**Requirement:** A single figure is required: the number of lines below that contain "this".

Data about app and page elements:

═══

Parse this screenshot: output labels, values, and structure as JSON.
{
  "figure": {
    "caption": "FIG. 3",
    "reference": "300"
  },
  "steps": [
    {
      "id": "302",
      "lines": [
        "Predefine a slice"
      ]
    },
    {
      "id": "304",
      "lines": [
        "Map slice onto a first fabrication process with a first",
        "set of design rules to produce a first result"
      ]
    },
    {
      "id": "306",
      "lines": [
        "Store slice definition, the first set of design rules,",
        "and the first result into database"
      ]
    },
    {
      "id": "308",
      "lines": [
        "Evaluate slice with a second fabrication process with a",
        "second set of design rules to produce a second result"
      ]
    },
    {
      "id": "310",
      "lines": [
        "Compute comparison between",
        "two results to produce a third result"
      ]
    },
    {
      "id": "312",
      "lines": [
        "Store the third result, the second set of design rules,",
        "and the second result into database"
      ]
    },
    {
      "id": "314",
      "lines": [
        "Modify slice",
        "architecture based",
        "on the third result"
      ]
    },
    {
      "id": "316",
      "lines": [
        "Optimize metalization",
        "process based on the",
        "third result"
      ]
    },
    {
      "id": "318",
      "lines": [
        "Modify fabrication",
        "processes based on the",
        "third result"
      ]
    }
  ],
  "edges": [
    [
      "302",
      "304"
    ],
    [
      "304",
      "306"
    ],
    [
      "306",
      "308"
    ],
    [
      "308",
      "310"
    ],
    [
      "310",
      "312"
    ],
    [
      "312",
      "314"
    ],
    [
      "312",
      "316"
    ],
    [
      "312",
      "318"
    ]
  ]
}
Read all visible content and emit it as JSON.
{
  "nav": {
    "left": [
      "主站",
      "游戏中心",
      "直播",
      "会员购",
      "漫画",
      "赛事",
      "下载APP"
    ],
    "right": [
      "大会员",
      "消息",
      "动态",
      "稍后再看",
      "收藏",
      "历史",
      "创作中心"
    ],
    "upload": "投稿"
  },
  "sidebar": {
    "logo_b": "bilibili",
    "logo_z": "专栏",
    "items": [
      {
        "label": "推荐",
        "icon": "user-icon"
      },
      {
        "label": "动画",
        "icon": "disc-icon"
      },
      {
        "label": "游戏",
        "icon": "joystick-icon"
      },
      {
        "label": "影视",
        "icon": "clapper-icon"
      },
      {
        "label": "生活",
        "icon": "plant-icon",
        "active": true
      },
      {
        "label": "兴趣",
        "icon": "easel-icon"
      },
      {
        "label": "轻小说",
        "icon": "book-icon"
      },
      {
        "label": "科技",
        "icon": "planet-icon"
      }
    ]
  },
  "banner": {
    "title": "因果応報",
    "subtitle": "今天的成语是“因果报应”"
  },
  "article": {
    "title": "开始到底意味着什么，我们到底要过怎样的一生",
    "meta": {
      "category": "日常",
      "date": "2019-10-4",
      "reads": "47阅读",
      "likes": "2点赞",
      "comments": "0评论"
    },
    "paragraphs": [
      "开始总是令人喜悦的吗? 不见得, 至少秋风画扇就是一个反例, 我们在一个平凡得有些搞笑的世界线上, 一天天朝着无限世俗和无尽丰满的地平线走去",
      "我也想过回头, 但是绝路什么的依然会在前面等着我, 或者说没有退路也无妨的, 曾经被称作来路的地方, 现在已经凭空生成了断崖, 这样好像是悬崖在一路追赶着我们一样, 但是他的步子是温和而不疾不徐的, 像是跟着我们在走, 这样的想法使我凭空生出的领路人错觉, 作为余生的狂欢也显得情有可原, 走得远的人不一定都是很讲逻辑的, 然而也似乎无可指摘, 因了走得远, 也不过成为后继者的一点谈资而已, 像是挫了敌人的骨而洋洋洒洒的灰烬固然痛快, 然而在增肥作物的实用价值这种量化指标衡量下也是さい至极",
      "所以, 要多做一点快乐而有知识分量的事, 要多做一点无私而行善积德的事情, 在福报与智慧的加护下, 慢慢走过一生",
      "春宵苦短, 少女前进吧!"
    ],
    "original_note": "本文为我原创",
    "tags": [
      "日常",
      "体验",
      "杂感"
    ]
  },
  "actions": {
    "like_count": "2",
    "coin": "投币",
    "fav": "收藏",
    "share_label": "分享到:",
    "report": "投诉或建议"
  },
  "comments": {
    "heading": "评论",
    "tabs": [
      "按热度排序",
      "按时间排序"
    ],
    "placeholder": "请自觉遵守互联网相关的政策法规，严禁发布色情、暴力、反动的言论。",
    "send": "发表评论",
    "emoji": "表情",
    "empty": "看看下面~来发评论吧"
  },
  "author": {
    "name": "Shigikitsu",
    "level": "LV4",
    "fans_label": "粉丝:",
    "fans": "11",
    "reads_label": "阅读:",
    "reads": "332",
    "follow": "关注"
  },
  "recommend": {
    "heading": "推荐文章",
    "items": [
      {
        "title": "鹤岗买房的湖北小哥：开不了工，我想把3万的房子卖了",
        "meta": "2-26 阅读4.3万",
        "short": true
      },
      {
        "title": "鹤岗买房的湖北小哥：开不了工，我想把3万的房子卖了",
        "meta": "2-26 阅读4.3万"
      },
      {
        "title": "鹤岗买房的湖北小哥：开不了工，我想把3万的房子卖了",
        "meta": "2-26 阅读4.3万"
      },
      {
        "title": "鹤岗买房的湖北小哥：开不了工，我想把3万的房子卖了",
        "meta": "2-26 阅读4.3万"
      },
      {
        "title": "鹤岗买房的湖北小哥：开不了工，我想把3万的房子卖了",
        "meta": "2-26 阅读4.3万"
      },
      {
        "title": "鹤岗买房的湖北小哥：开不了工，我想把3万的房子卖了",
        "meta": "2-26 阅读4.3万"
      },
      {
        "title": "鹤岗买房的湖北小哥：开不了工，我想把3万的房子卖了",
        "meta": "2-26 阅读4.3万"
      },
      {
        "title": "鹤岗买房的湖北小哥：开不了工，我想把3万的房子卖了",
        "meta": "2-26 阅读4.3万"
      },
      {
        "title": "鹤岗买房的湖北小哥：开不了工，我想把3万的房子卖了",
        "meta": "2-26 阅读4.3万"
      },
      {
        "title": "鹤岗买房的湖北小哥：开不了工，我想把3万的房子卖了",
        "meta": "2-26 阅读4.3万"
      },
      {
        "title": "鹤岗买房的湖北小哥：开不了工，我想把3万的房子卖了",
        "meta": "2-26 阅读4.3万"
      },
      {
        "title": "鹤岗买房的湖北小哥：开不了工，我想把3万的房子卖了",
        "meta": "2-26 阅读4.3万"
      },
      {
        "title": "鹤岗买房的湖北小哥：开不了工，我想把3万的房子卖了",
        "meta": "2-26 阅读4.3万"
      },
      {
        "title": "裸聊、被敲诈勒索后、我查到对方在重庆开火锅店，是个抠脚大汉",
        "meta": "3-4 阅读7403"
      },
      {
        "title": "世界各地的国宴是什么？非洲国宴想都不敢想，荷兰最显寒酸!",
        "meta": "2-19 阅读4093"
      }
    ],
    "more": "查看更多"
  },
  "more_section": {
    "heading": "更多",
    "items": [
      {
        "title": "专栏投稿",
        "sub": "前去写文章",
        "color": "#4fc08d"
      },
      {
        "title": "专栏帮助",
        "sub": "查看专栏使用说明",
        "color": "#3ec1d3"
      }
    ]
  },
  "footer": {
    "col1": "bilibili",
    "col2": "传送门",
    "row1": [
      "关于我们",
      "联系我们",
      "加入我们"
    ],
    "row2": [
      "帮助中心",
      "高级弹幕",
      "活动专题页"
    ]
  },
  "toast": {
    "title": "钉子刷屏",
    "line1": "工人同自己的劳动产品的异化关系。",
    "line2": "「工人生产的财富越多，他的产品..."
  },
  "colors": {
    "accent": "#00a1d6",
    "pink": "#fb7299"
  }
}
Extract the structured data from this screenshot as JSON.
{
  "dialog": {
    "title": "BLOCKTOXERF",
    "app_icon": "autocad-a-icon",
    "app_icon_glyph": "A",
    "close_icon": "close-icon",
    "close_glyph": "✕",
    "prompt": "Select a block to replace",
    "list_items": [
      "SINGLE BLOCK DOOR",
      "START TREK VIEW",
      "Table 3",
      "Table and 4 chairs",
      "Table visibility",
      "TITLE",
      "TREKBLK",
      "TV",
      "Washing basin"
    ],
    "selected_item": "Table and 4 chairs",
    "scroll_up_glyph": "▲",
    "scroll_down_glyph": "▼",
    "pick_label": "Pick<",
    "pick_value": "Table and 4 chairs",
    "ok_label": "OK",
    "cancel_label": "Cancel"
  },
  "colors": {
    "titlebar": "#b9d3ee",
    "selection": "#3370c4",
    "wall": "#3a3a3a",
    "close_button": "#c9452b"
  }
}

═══

**Output below:** 2